> _Task requirements_:
Go over the lines below, and when one contains the word "title", copy it.

> _Source material_:

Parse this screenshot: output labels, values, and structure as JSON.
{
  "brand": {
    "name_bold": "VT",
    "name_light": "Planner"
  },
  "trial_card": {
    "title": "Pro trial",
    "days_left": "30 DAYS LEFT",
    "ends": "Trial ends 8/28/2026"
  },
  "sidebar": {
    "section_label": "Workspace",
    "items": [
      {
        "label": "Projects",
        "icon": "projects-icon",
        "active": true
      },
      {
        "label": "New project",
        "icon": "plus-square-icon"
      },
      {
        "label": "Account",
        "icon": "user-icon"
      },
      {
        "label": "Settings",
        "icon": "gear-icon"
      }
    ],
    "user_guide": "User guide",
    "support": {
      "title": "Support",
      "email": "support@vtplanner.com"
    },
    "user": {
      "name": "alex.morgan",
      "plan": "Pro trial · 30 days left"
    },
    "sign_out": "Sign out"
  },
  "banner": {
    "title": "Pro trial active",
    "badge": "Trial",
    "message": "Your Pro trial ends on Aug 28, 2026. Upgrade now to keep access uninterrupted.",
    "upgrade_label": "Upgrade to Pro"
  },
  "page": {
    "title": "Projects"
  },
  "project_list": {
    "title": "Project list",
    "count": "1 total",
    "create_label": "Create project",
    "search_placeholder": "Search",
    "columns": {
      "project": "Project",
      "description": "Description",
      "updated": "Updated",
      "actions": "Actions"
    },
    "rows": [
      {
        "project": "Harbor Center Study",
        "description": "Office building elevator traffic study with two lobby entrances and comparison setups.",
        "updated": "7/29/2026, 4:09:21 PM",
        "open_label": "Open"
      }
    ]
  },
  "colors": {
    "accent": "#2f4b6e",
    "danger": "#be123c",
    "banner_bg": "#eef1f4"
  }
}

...

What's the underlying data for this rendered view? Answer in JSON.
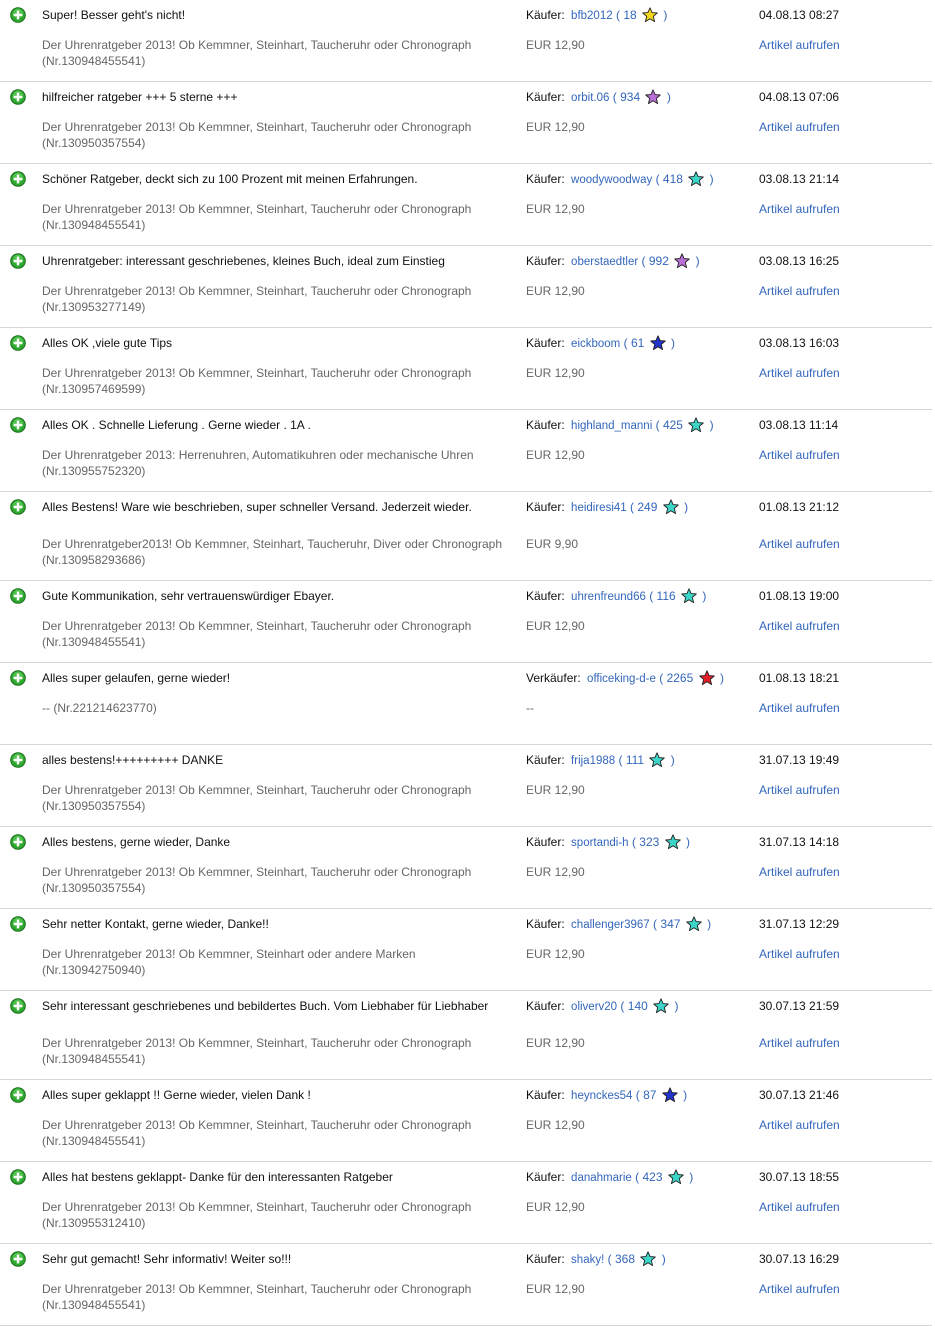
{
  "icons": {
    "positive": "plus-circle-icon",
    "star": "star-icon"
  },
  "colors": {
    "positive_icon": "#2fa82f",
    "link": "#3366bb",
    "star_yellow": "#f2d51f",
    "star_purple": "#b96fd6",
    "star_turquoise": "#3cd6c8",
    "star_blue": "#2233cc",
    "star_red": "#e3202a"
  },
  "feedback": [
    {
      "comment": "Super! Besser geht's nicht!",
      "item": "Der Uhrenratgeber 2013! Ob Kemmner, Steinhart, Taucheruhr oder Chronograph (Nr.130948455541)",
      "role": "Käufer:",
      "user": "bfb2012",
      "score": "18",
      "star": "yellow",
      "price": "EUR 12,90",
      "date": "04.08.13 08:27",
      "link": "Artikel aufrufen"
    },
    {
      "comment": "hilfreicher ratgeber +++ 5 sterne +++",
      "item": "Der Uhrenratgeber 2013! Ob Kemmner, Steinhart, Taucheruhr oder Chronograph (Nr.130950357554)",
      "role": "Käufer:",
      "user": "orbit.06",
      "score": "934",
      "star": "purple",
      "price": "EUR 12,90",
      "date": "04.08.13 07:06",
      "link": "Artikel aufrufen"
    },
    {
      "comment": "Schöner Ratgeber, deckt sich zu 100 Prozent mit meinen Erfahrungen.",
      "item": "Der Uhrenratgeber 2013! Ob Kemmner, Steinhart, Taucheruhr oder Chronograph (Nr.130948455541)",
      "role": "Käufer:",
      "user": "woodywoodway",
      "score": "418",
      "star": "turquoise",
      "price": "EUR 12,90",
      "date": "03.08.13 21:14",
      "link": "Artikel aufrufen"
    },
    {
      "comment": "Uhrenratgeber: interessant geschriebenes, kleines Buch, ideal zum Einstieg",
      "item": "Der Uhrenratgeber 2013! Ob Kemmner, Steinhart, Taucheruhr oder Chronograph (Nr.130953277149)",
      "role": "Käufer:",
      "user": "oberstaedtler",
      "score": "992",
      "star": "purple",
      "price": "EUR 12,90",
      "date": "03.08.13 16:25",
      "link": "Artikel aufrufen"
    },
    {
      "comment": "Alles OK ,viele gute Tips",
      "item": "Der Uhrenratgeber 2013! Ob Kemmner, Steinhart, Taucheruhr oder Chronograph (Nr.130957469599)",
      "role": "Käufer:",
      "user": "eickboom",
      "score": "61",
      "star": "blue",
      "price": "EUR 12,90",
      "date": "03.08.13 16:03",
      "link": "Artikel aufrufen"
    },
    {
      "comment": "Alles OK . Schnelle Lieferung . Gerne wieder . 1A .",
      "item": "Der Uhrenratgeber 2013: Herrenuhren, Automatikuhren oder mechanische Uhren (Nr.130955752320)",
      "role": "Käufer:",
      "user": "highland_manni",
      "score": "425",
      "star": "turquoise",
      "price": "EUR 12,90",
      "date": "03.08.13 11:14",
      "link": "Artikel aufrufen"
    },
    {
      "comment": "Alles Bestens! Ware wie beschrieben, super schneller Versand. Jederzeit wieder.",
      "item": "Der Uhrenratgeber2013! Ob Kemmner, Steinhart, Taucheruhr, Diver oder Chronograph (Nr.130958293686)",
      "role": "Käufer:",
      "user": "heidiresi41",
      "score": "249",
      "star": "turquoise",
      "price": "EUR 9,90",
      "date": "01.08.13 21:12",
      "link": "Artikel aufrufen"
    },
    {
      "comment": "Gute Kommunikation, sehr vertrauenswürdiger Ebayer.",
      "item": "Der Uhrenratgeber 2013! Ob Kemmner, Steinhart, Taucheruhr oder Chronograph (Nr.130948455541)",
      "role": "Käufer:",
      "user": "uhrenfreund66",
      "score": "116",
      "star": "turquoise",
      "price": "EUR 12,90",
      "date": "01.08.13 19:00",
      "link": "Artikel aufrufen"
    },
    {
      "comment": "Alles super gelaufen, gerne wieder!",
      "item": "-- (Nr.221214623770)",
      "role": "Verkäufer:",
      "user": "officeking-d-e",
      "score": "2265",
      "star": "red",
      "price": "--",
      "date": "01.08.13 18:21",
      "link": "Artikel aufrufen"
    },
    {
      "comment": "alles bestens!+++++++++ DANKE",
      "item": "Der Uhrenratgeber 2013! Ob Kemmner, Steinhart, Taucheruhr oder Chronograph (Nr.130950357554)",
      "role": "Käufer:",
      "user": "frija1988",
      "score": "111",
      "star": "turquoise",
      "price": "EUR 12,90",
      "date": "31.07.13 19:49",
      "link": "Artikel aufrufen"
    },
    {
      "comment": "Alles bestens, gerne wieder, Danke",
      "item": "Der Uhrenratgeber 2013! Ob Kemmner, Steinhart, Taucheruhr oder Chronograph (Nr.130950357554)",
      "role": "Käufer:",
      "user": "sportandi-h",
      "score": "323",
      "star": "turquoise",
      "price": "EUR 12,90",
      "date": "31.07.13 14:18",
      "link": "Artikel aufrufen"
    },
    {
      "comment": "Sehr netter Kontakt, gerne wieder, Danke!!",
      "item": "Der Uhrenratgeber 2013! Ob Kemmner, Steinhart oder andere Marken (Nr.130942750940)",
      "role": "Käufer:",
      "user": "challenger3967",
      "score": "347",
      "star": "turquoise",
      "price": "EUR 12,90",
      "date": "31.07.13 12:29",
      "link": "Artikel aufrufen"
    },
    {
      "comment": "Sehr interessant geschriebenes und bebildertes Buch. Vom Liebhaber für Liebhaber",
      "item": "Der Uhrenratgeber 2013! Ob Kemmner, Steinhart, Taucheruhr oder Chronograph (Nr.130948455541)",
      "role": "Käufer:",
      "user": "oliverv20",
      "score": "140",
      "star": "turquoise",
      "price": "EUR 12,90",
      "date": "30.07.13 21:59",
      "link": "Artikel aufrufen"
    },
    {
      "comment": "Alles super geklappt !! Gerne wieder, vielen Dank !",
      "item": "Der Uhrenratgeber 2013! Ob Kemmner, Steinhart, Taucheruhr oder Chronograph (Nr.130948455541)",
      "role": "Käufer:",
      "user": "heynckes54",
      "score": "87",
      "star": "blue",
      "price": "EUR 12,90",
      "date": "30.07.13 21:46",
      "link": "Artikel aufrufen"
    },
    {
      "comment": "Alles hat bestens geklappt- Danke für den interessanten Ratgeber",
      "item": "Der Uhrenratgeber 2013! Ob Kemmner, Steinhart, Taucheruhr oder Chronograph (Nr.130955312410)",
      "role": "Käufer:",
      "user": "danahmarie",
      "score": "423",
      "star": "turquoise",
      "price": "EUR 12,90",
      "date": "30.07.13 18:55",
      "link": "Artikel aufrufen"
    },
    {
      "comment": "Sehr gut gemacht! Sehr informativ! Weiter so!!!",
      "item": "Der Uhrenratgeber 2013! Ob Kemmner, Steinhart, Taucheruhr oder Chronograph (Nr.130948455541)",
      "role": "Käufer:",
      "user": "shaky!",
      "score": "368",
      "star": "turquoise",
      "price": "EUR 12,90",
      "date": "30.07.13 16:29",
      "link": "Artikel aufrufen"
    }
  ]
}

> _Response area_:
    "title": "Pro trial",
      "title": "Support",
    "title": "Pro trial active",
    "title": "Projects"
    "title": "Project list",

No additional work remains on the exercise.